THERE are valid and weighty reasons for reviewing the strategy for helping people survive the high inflation rate, prohibitive food prices and unemployment. It is also necessary to rationally assess the impact of populist measures on the beneficiaries, society and the national economy.
The government effort to control the runaway surge in food prices by fixing and enforcing market rates is not likely to be as effective as assumed by the establishment. The 14 federal and provincial price control laws have been as ineffective over the past many decades as the laws against food adulteration.
In addition, price controls often give birth to a black market. So long as traders and speculators are free to raise prices, there is no black market, as black-market prices are accepted as normal prices. But when price controls are introduced, goods start disappearing from shops and can only be had at concealed counters run by traders with the connivance of greedy officials. Thus poorly enforced prices may increase the cost of essential items.
Besides, after relying for decades on the deregulation mantra, we are reviving regulatory mechanisms without breaking from capitalist management (or mismanagement) of the economy. How will this policy be viewed by our international mai-baaps? The IMF certificates of success in mid-term tests need not be taken seriously as any critical appraisal will not redound to the bank’s credit.
The unemployment situation has acquired some extremely weird features.
Much faith is being put in the capacity of the Utility Stores Corporation (USC) to supply essential food items and some other household needs at cheaper than market rates. The bosses of the corporation must be laughing at the happy turn in their fortunes, for in the first flush of success, the present government was reported to have decided to wind up the corporation because its house experts did not think it was the government’s job to sell wheat flour and vegetable ghee.
By reducing the high profit margins maintained by wholesalers and retailers, and with a certain level of efficiency in supplying goods to its chain of stores, the USC can offer the consumers considerable relief.

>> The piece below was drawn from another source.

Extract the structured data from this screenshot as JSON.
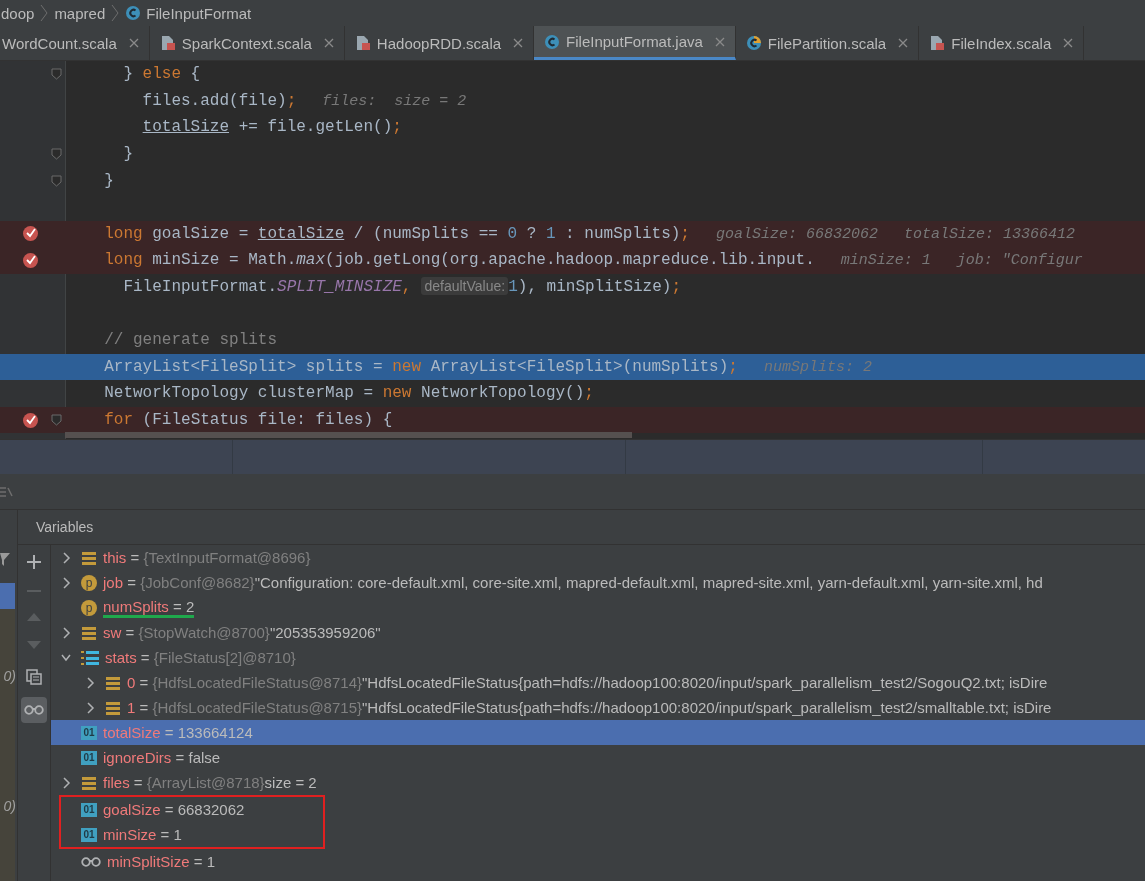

The reality on the ground may not be as rosy as it seems. What proportion of the population can be served by the 5,900 or so utility stores across the country? Since the stores are largely concentrated in major cities, where most troublemakers are found, the officials may have reason to be happy at the prospect of eliminating urban unrest.
However, do the urban agitators have the cash resources to be able to benefit from the services of the utility stores? As many rights activists still not prevented from voicing the people’s concerns have pointed out, the unemployment situation has acquired some extremely weird features. The situation today is that a large number of people are searching for jobs that are not there. A very large number of employees in both the public and private sectors are not being paid their wages even at heavily slashed rates. The ordeal of workers employed at RO plants in Tharparkar is worth reporting. As against the minimum wage for unskilled workers, Rs17,500, they are considered entitled to Rs16,500 per month, but the contractor (who in most cases is in league with the local officials) offers them only Rs10,920 per month. Even this amount is not paid for up to six months. And these wretches have been employed on an ad hoc basis for six to 12 years.
This brings us to the most vexatious issue in the debate on the country’s economic woes — a huge part of the population does not have the resources needed to benefit from the sale of necessities at controlled prices. The government is banking on several measures aimed at supplementing the incomes of the disadvantaged sections of society. These are highly popular activities and yield rich political dividends. But the amounts provided to indigent families fall much below the benefits yielded by social security and cannot be a substitute for a family’s main source of livelihood. In other words, there are no family resources worth the name that the dole money might supplement.
All dole schemes need to be reviewed to avoid the growth of parasitism and loss of hands that are needed for productive work. Parasites in any case are a curse our nation cannot afford to sustain. They are a destabilising factor. As an Arabic proverb says: the head of an idle man is the devil’s workshop.
Even otherwise, a dole system violates the inherent dignity of a human being. In any state that will be accepted as civilised by virtue of its respect for basic human rights, the citizens’ right to earn their livelihood by the sweat of their labour enjoys high priority.
In periods of economic recession, states are advised to launch labour-intensive projects. If nothing else, idle workers may be paid good wages for digging holes in the ground and filling them up, as Keynes once said. Are there no public projects where the unemployed masses could be put to work? Why has the Khyber Pakhtunkhwa government banned the construction of new schools in the public sector? Does it not need, like other provinces, many new schools to meet the requirements of Article 25-A of the Constitution (the children’s right to education). Why can idle labour not be mobilised to clean the canals or heaps of garbage in principal urban centres, or meet the rural areas’ infrastructural needs? Much can be done by putting the unemployed to work and regularly paying them a fair wage instead of humiliating them with inadequate dole money.
One of the keys to overcoming an economic crisis is reduction in state expenditures, especially the non-productive ones. Several leading economists who are not on the state payroll have pointed out that the state could find resources by reducing the size of the unnecessarily large administration and improving the efficiency of services by slashing their extra fat. The state is manifestly short on wisdom and should rush to grab it wherever it is available.
Published in Dawn, February 20th, 2020